Widening participation (WP) is a strategy used by universities to attract student populations who have traditionally had lesser access to Higher Education, and to support their access, studies and employability. Universities’ commitment to equality and diversity is also influenced by the Equality Act 2010, which protects students (and staff) on the basis of their age, disability, gender reassignment, race, religion or belief, sex, sexual orientation, marriage/ civil partnership, and pregnancy/ maternity.
All universities will, no doubt, have a moral imperative to engage with WP, equality and diversity, providing excellent learning opportunities for all students. However, support of WP students is constrained by financial and emotional resource limitations too. Sometimes only a few protected characteristics receive full attention. Moreover, the use of categorical terms such as ‘women’ and ‘black’ sometimes leaves little space for nuance, in-between identities and the intersections of multiple WP backgrounds.

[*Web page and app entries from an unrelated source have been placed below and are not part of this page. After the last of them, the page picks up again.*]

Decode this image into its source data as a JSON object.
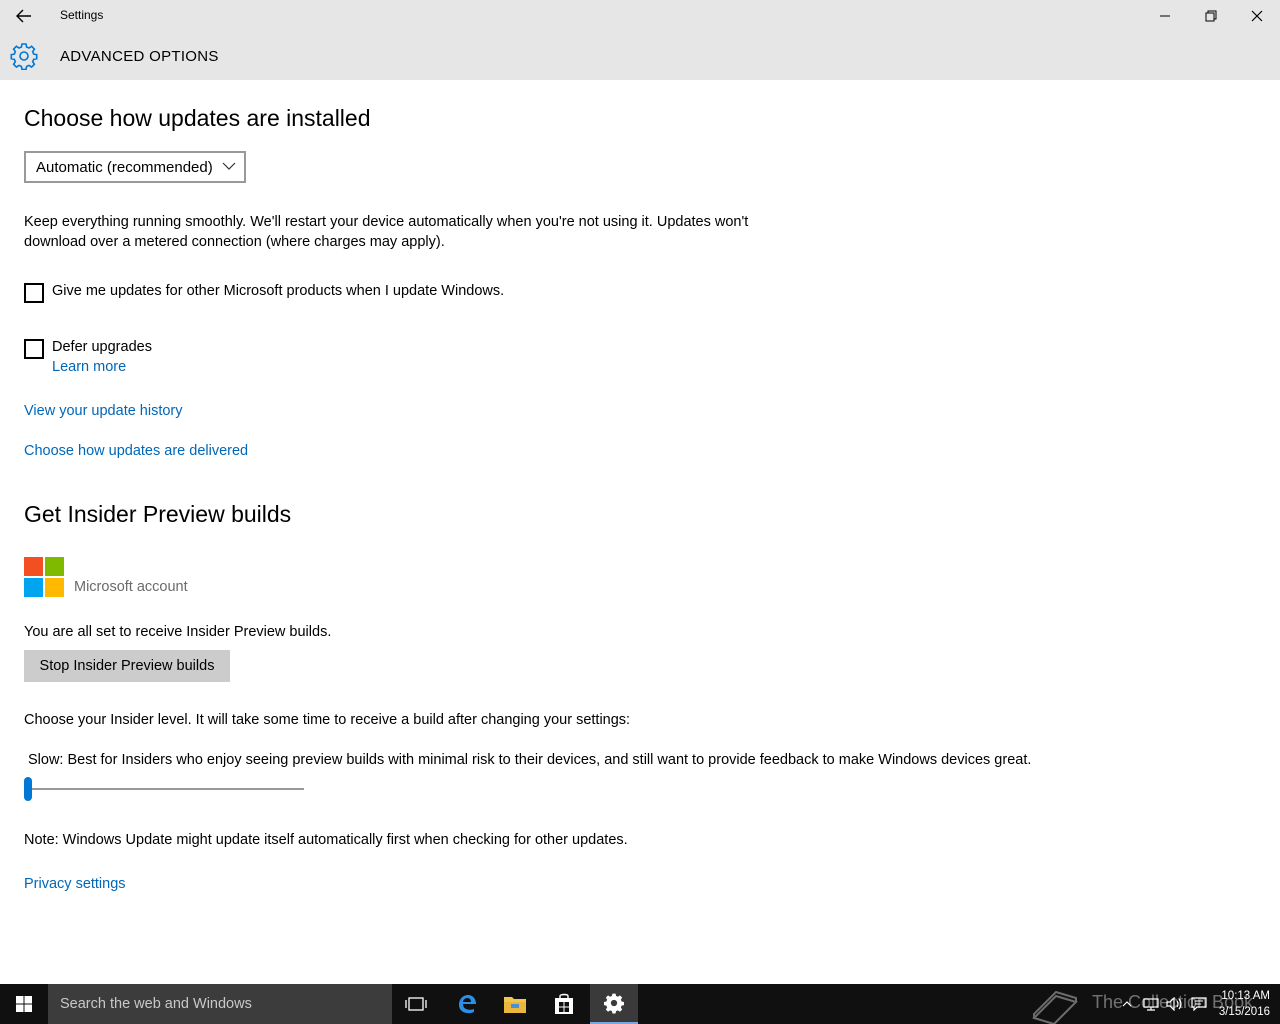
{
  "window": {
    "title": "Settings",
    "header": "ADVANCED OPTIONS"
  },
  "install": {
    "heading": "Choose how updates are installed",
    "dropdown_value": "Automatic (recommended)",
    "description_line1": "Keep everything running smoothly. We'll restart your device automatically when you're not using it. Updates won't",
    "description_line2": "download over a metered connection (where charges may apply).",
    "checkbox_other_products": "Give me updates for other Microsoft products when I update Windows.",
    "checkbox_defer": "Defer upgrades",
    "learn_more": "Learn more",
    "link_history": "View your update history",
    "link_delivery": "Choose how updates are delivered"
  },
  "insider": {
    "heading": "Get Insider Preview builds",
    "account_label": "Microsoft account",
    "status_text": "You are all set to receive Insider Preview builds.",
    "stop_button": "Stop Insider Preview builds",
    "level_prompt": "Choose your Insider level. It will take some time to receive a build after changing your settings:",
    "level_description": "Slow: Best for Insiders who enjoy seeing preview builds with minimal risk to their devices, and still want to provide feedback to make Windows devices great.",
    "level_slider_value": 0
  },
  "footer": {
    "note": "Note: Windows Update might update itself automatically first when checking for other updates.",
    "privacy_link": "Privacy settings"
  },
  "taskbar": {
    "search_placeholder": "Search the web and Windows",
    "watermark": "The Collection Book",
    "time": "10:13 AM",
    "date": "3/15/2016"
  },
  "colors": {
    "accent": "#0078d7",
    "link": "#0067b8",
    "chrome": "#e6e6e6",
    "taskbar": "#101010"
  }
}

Even if there’s a WP budget, sooner or later, it becomes clear that truly successful WP needs much more work than was initially planned and (financially) accounted for. Arguably, a business case could help provide structure to WP activities, once decision makers have defined the aims of those activities. Traditionally, a business case describes the commercial benefits of a project, which are the reasons to go forward with it. In business cases for equality and diversity, commercial benefits are aligned with a moral imperative, which often also involves describing legal frameworks.
For example, some leading global companies make a business case for LGBT inclusion. The benefits of internal and external LGBT inclusion activities are described, as well potential risks, such as in countries where homosexuality is illegal.
In 2014, the Royal Society commissioned research to establish a business case for diversity in STEMM professions. The business cases provide an extensive argumentation of the benefits of equality and diversity, which may provide little evidence of commercial benefits, but can turn out very helpful in convincing stakeholders. Could such business cases also be helpful in UK Higher Education?
Clearly, making a profit (for shareholders) is not an objective for educational institutions, but revenue does underpin every action taken. Student numbers (UK and international), good results in national assessment frameworks (TEF/REF) and a strong ‘corporate brand’ are essential for an institution’s healthy finances. There is no evidence that WP benefits the financial interests of universities, though an increase in their brand value may be appealing and beneficial. Financial benefits can never be the sole reason for universities to facilitate WP activities, but it is likely that WP costs are already evaluated in terms of their ‘non-monetary’ revenue.
Equality legislation and government policies are, besides a moral imperative and an ongoing ‘market value’, a third reason for universities to engage with diversity, equality and WP activities. From this year on, UK universities are obliged to publish data on gender pay gaps, which may be the only way to achieve equal pay regardless of gender. Revenue for universities could be that those that perform well on this matter attract more excellence and more ‘women’.
For students, discrimination-free education is a right. Some arts universities are taking action to remove the ‘white’ ‘Western’ bias in their curricula, in response to attainments gaps between ‘white’ and ‘BAME’ (British Asian Minority Ethnic) students, as well as between UK and international students, the latter being an important source of income. In these two examples above, universities’ moral imperative, legal obligations and economic reasoning are probably connected to each other. Describing those connections in business cases could help university staff working for WP.
A solid WP business case could communicate the different purposes of WP, attracting commitment from multiple internal stakeholders. If commitment to WP were truly incorporated into the universities’ business operational processes, WP programmes could probably be more effective. Perhaps it is a bit unfortunate that an increasing focus on WP in universities coincides with a growing neoliberal outlook. One can expect resistance to the use of corporate language and tools from staff who, in principle, support equality and diversity.
I personally don’t see another way forward than combining the moral, legislative and economic reasoning for implementing successful WP. This would help draw attention to the importance of economic conditions, rather than perpetuate the moral narrative that, in reality, still benefits only a few.